**Your task**.
In the records, find every line with the word "NextPrime" and copy it out.

START Data to examine

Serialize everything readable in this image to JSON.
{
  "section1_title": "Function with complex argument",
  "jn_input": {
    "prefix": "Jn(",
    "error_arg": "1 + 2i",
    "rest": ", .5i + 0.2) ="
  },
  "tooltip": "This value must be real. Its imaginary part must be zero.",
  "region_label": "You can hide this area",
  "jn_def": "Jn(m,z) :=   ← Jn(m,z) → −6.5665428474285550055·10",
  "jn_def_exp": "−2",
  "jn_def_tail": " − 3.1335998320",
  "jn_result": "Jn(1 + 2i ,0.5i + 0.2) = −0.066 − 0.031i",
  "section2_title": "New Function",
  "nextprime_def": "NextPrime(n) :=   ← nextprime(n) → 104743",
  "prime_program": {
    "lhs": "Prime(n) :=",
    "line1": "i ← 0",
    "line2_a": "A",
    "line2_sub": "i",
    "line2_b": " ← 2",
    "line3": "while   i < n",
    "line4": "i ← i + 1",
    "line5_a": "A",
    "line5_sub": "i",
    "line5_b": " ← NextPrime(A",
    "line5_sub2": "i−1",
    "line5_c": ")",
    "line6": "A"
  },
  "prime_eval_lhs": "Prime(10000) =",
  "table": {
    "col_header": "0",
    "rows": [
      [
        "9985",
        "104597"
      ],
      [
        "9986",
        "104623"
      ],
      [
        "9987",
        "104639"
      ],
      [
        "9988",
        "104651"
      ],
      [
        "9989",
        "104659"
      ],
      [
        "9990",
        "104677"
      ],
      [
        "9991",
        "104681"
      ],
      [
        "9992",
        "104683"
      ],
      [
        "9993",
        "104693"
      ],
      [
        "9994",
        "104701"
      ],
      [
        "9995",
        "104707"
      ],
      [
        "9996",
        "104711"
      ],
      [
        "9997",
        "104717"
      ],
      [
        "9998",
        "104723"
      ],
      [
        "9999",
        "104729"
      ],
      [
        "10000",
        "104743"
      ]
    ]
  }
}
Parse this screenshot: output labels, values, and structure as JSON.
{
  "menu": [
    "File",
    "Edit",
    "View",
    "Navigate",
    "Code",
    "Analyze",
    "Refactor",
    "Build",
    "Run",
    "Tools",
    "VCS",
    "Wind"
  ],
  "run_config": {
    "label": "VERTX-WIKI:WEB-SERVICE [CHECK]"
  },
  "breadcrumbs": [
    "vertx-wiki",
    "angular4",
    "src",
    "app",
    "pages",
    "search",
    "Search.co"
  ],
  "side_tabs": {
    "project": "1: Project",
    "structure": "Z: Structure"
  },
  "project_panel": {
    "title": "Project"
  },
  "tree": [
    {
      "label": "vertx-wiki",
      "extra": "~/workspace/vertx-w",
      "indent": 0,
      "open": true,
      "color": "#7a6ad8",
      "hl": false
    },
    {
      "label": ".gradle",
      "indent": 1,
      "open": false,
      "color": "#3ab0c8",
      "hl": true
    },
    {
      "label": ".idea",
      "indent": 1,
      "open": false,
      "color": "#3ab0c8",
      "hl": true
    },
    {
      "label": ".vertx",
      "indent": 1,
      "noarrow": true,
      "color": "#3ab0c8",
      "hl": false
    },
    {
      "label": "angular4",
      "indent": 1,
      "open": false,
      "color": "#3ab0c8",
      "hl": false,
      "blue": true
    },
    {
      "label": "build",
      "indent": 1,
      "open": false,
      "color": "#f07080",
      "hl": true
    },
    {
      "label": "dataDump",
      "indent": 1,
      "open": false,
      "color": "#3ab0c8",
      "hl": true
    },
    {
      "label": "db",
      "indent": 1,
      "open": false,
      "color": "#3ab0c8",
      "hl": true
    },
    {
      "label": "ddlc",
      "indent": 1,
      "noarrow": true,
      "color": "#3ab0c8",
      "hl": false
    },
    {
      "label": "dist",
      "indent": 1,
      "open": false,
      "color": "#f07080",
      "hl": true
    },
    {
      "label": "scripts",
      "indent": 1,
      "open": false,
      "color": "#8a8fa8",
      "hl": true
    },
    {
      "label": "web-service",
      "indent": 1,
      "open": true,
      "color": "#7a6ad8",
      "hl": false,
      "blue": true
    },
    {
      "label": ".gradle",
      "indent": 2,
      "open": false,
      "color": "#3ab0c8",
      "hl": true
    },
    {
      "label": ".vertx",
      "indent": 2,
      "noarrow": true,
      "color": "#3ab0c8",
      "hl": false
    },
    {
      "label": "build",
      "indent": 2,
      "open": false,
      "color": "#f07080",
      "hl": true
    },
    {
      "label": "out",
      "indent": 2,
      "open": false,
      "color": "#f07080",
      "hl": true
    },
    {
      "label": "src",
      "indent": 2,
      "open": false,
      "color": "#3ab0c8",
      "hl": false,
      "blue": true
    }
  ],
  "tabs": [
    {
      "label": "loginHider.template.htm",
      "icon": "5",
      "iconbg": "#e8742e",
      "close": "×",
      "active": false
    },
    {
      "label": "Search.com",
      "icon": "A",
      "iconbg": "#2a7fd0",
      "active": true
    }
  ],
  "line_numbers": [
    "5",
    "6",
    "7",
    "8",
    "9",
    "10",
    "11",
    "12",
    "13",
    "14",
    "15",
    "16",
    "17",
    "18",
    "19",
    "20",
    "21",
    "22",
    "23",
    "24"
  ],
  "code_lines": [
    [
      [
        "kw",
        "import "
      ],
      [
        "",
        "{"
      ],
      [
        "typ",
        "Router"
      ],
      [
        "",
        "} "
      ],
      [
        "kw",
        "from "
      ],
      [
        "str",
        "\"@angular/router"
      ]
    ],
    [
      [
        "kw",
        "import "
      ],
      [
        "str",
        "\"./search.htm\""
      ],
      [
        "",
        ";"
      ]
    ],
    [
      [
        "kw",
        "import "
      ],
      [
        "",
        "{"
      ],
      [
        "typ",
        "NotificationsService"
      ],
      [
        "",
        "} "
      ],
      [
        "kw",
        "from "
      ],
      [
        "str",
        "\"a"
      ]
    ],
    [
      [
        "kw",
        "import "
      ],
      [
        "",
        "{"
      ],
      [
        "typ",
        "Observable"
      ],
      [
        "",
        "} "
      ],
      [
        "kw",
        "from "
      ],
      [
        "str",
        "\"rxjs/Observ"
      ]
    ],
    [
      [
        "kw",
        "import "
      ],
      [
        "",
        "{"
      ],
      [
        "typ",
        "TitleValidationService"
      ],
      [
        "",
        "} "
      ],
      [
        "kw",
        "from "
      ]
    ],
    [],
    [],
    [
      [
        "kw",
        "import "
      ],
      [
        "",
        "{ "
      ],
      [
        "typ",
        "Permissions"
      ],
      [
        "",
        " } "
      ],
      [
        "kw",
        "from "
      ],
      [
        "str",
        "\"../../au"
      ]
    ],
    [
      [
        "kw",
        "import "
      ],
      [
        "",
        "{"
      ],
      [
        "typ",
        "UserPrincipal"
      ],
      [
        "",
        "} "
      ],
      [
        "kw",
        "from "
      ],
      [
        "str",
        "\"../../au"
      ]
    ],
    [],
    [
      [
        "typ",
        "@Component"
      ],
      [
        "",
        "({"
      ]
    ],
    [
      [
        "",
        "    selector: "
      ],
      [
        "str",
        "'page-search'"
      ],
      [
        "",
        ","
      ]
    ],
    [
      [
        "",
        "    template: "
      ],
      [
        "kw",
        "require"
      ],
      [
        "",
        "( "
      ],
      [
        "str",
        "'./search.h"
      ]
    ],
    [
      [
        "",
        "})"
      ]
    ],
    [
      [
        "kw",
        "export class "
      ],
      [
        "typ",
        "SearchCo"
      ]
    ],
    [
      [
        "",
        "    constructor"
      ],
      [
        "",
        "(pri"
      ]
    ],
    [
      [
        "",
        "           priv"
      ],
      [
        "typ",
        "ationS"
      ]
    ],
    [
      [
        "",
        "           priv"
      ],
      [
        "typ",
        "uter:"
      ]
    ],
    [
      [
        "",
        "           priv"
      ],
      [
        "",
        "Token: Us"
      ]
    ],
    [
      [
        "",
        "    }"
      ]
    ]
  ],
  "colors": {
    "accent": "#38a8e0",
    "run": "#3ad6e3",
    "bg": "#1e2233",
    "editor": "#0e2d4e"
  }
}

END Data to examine

**Reply to the task**.
  "nextprime_def": "NextPrime(n) :=   ← nextprime(n) → 104743",
    "line5_b": " ← NextPrime(A",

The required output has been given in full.